A Study on the Ethnobotany of Seediq Atayal in Nantou
Thesis, Graduate Institute of
Horticulture, National Taiwan University.

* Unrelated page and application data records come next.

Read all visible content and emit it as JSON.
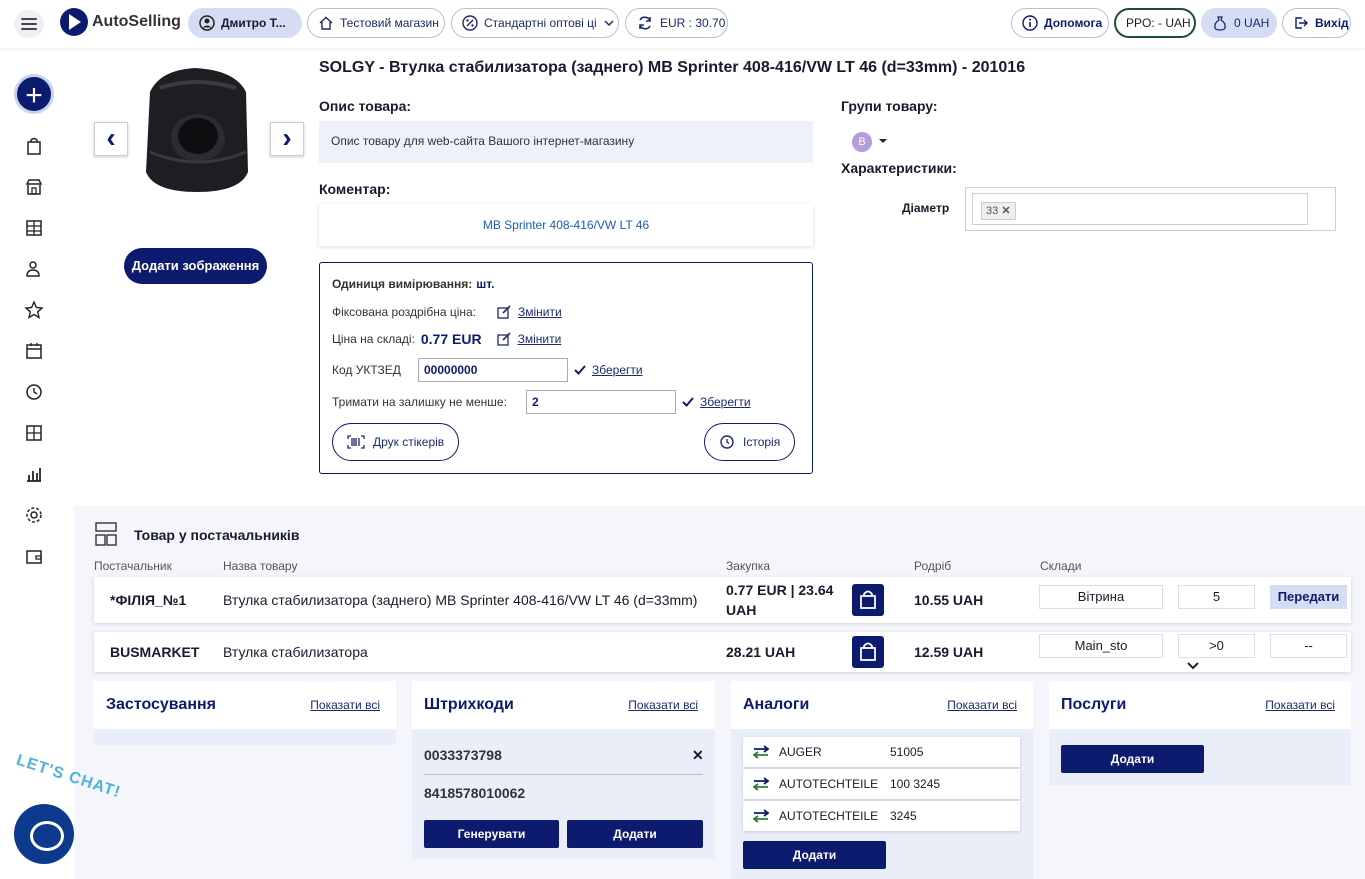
{
  "header": {
    "logo_text": "AutoSelling",
    "user_name": "Дмитро Т...",
    "store": "Тестовий магазин",
    "price_type": "Стандартні оптові ці",
    "currency_rate": "EUR : 30.70",
    "help": "Допомога",
    "prro": "PPO: - UAH",
    "balance": "0 UAH",
    "exit": "Вихід"
  },
  "sidebar": {
    "icons": [
      "bag-icon",
      "store-icon",
      "warehouse-icon",
      "users-icon",
      "star-icon",
      "calendar-icon",
      "history-icon",
      "catalog-icon",
      "stats-icon",
      "settings-icon",
      "wallet-icon"
    ],
    "chat_label": "LET'S CHAT!"
  },
  "product": {
    "title": "SOLGY - Втулка стабилизатора (заднего) MB Sprinter 408-416/VW LT 46 (d=33mm) - 201016",
    "add_image": "Додати зображення",
    "description_label": "Опис товара:",
    "description_placeholder": "Опис товару для web-сайта Вашого інтернет-магазину",
    "comment_label": "Коментар:",
    "comment": "MB Sprinter 408-416/VW LT 46",
    "unit_label": "Одиниця вимірювання:",
    "unit": "шт.",
    "fixed_price_label": "Фіксована роздрібна ціна:",
    "change": "Змінити",
    "stock_price_label": "Ціна на складі:",
    "stock_price": "0.77 EUR",
    "uktzed_label": "Код УКТЗЕД",
    "uktzed_value": "00000000",
    "save": "Зберегти",
    "min_stock_label": "Тримати на залишку не менше:",
    "min_stock_value": "2",
    "print_stickers": "Друк стікерів",
    "history": "Історія",
    "groups_label": "Групи товару:",
    "group_badge": "B",
    "characteristics_label": "Характеристики:",
    "diameter_label": "Діаметр",
    "diameter_value": "33"
  },
  "suppliers": {
    "title": "Товар у постачальників",
    "columns": [
      "Постачальник",
      "Назва товару",
      "Закупка",
      "Родріб",
      "Склади"
    ],
    "rows": [
      {
        "supplier": "*ФІЛІЯ_№1",
        "name": "Втулка стабилизатора (заднего) MB Sprinter 408-416/VW LT 46 (d=33mm)",
        "purchase": "0.77 EUR | 23.64 UAH",
        "retail": "10.55 UAH",
        "warehouse": "Вітрина",
        "qty": "5",
        "action": "Передати"
      },
      {
        "supplier": "BUSMARKET",
        "name": "Втулка стабилизатора",
        "purchase": "28.21 UAH",
        "retail": "12.59 UAH",
        "warehouse": "Main_sto",
        "qty": ">0",
        "action": "--"
      }
    ]
  },
  "panels": {
    "show_all": "Показати всі",
    "usage": {
      "title": "Застосування"
    },
    "barcodes": {
      "title": "Штрихкоди",
      "items": [
        "0033373798",
        "8418578010062"
      ],
      "generate": "Генерувати",
      "add": "Додати"
    },
    "analogs": {
      "title": "Аналоги",
      "items": [
        {
          "brand": "AUGER",
          "code": "51005"
        },
        {
          "brand": "AUTOTECHTEILE",
          "code": "100 3245"
        },
        {
          "brand": "AUTOTECHTEILE",
          "code": "3245"
        }
      ],
      "add": "Додати"
    },
    "services": {
      "title": "Послуги",
      "add": "Додати"
    }
  },
  "colors": {
    "accent": "#0d1b6e",
    "link": "#1a5dba",
    "panel_bg": "#e9eef9"
  }
}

In order to conserve and extend the wisdom of aborigines in using plants I investigated plants associated with the life and culture of Seediq Atayal tribe in Renai of Nantou county. Through 30 times of field inventories and interviews between July 2000 and February 2003, 4785 plant specimens, including 151 families and 1074 species, were collected and prepared. Among the collections 114 families and 443 species of plants were intimately related to the life and culture of this tribe. As to the category of use, plants were predominantly used for food and also used for hunting, architectural utensil, living utensil, medicine, agricultural material, weaving material, exchange, toy, fuel, ceremony, and musical instrument although in decreasing importance. Plants of Compositae, Gramineae and Rosaceae were more frequently utilized than those of other families. As to the diversity of use-category, 58.5% of the useful plants had only one kind and the others had more than one kind of use-category. Alnus formosana, Quercus variabilis, Eriobotrya deflexa, Pueraria montana and Styrax formosana had the highest diversity in use-category and each species had six types of uses. As to the diversity of use-item, 50.1% of the useful plants had only single kind and the others had more than one kind of use-item. Zelkova serrata had the highest diversity in use-item. There were 896 species of plants which could be called and recorded in languages of Seediq Atayal and 787 species in dialect of Towda, 616 in Truku, and 487 in Tgdaya. Seediq people identify or recognize plants by their traits, growing environment and utilized parts. Possible means of conservation and sustainable use of these plant resources are discussed.